When he plays with just one of them, all goes well. Every single time the three of them get together, however, he gangs up with one against the other, and it’s always the same one that they gang up on.
They seem to think it’s a funny game to run away from him and call him names.
Needless to say, the one left out doesn’t like it, and reacts by crying and yelling, which just seems to fuel the fire.
I have tried talking to my son about it, but he just doesn’t seem to get it that this is hurting his friend’s feelings.
What do you suggest is the best way to address this? I want him to be a nice person and this behavior is horrifying to me!Answer of the week: First of all, you are wrong to think your son doesn’t understand that (a) what he is doing is cruel, and (b) it’s hurting his friend’s feelings.
He understands quite well, which leads me to my second point: You are not going to be able to talk him into stopping this cruelty. You have to force him to stop.
To do so, you must send a powerful message, one that says, loudly (but without yelling or other emotional displays) and clearly, "I am no longer going to tolerate this!"
If I were the parent in this situation, I would keep my son inside for a month except for scheduled activities, and perhaps not all of those. I would do this without warning, as in today. I would say something like the following:
"I’ve been thinking about this a lot, and it is obvious to me that you are not old enough to play with your friends without being cruel to one of them. Furthermore, you think being cruel is fun. So, I’m not going to let you outside to play for one month, and nothing that you do during this month will get you a shortened sentence.
"After a month, I’m going to let you back out of doors to play. However, the first time you are cruel to either of your friends, in any way, I will bring you in for two months.
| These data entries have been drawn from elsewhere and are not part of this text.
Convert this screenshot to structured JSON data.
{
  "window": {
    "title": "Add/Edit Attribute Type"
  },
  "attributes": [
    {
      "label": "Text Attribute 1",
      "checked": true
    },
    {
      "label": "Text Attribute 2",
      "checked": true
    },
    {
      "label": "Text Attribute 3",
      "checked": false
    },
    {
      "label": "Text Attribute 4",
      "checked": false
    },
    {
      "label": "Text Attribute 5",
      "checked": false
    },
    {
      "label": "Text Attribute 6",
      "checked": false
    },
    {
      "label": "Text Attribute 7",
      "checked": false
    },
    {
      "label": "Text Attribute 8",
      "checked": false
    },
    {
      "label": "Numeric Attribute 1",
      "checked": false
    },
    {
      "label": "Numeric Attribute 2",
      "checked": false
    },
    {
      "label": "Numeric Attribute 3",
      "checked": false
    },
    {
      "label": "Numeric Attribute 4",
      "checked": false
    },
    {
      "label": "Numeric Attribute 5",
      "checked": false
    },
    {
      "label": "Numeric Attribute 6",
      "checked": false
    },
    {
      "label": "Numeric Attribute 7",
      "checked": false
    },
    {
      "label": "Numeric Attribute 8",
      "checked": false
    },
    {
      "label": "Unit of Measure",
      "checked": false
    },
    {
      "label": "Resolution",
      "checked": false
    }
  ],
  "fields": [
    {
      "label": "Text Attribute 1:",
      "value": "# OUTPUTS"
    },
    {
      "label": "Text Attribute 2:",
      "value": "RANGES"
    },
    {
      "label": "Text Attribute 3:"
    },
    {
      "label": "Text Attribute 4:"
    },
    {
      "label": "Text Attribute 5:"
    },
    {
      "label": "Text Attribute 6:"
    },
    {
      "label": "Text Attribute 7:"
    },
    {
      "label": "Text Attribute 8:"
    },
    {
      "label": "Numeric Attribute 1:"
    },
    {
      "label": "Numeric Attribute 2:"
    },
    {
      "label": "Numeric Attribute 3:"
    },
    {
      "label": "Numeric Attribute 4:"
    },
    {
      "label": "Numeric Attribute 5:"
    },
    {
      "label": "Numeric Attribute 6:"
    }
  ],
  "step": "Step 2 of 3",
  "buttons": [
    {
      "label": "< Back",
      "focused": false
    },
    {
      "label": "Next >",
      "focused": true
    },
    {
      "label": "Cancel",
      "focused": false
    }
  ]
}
I hope you now understand that I am very serious about this."
Let me assure you that some readers’ mouths are agape at this point. Let me also assure you that this is going to take care of the problem, probably forever, which is very much in the best interests of both your son and the victim.
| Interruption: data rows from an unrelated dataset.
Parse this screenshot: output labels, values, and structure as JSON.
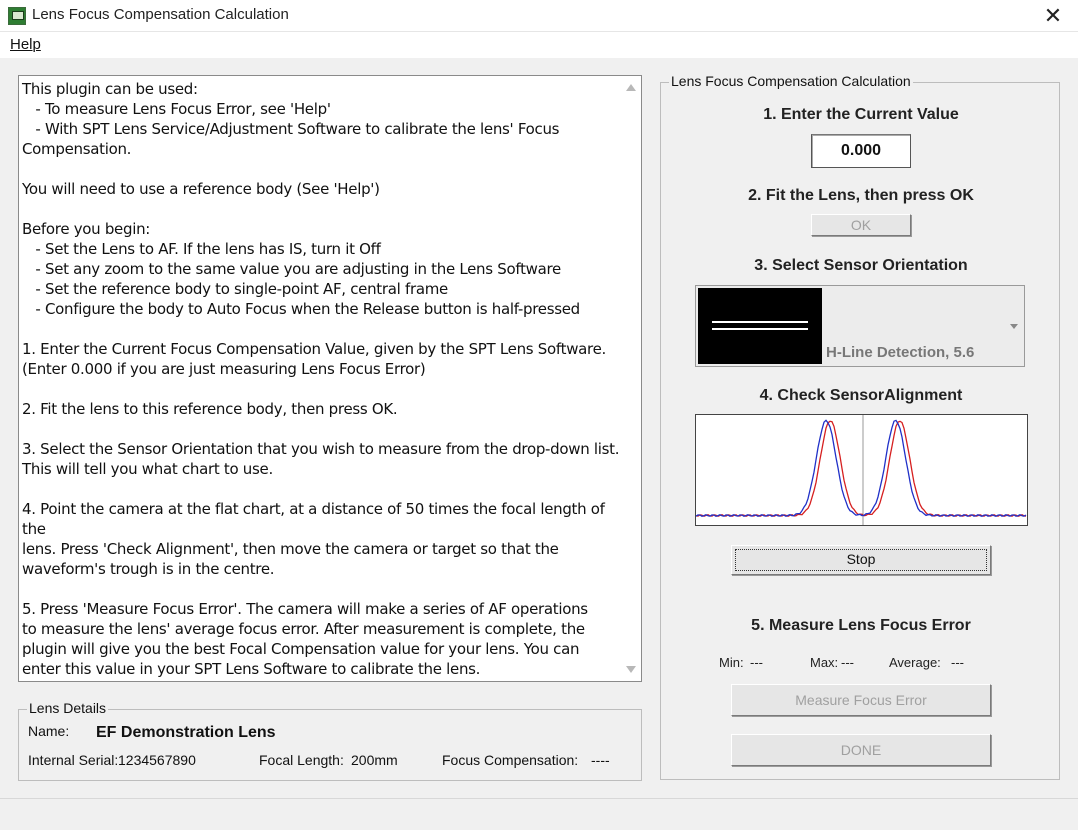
{
  "window": {
    "title": "Lens Focus Compensation Calculation",
    "close_glyph": "✕"
  },
  "menu": {
    "help": "Help"
  },
  "instructions": {
    "text": "This plugin can be used:\n   - To measure Lens Focus Error, see 'Help'\n   - With SPT Lens Service/Adjustment Software to calibrate the lens' Focus\nCompensation.\n\nYou will need to use a reference body (See 'Help')\n\nBefore you begin:\n   - Set the Lens to AF. If the lens has IS, turn it Off\n   - Set any zoom to the same value you are adjusting in the Lens Software\n   - Set the reference body to single-point AF, central frame\n   - Configure the body to Auto Focus when the Release button is half-pressed\n\n1. Enter the Current Focus Compensation Value, given by the SPT Lens Software.\n(Enter 0.000 if you are just measuring Lens Focus Error)\n\n2. Fit the lens to this reference body, then press OK.\n\n3. Select the Sensor Orientation that you wish to measure from the drop-down list.\nThis will tell you what chart to use.\n\n4. Point the camera at the flat chart, at a distance of 50 times the focal length of the\nlens. Press 'Check Alignment', then move the camera or target so that the\nwaveform's trough is in the centre.\n\n5. Press 'Measure Focus Error'. The camera will make a series of AF operations\nto measure the lens' average focus error. After measurement is complete, the\nplugin will give you the best Focal Compensation value for your lens. You can\nenter this value in your SPT Lens Software to calibrate the lens."
  },
  "lens_details": {
    "legend": "Lens Details",
    "name_label": "Name:",
    "name_value": "EF Demonstration Lens",
    "serial_label": "Internal Serial:",
    "serial_value": "1234567890",
    "focal_label": "Focal Length:",
    "focal_value": "200mm",
    "comp_label": "Focus Compensation:",
    "comp_value": "----"
  },
  "calc": {
    "legend": "Lens Focus Compensation Calculation",
    "step1": "1. Enter the Current Value",
    "current_value": "0.000",
    "step2": "2. Fit the Lens, then press OK",
    "ok_label": "OK",
    "step3": "3. Select Sensor Orientation",
    "orientation_value": "H-Line Detection, 5.6",
    "step4": "4. Check SensorAlignment",
    "stop_label": "Stop",
    "step5": "5. Measure Lens Focus Error",
    "min_label": "Min:",
    "min_value": "---",
    "max_label": "Max:",
    "max_value": "---",
    "avg_label": "Average:",
    "avg_value": "---",
    "measure_label": "Measure Focus Error",
    "done_label": "DONE"
  },
  "colors": {
    "waveform_series_a": "#d62020",
    "waveform_series_b": "#2030c8",
    "center_line": "#999999"
  },
  "waveform": {
    "peaks_relative_to_centre": [
      -0.2,
      0.2
    ],
    "baseline_level": 0.05,
    "peak_level": 0.95
  }
}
From the Great Ideas department: A mother writes, "I read your article today about the 2-year-old who is constantly at his mother’s heels.
When my first child was this age he was constantly at my side, asking questions, touching me, wanting me to play with him, wanting my attention, and so on.
Finally, I bought a kitchen timer and to start with, set it for 20 minutes. I told him that he was not allowed to talk to me, touch me or bother me in any way until the timer went off. He understood.
The first time I did this he sat right beside me while I worked on my computer. As soon as the timer went off he said, "Can I talk now?" I said that he could, and I picked him up and played with him a bit. Later that day, I did it again, this time setting it for slightly longer.
I repeated this every day for about a week, setting the timer for longer and longer periods of time.
After a few days, when the timer went off, he didn’t even notice as he had become so engrossed in whatever he was doing, so I abandoned it and haven’t had to use it since.
He simply needed a bit of a push to begin entertaining himself quite nicely."
John Rosemond is a family psychologist. Questions of general interest may be sent to Affirmative Parenting, 1020 E. 86th St. Suite 26B, Indianapolis, IN 46240.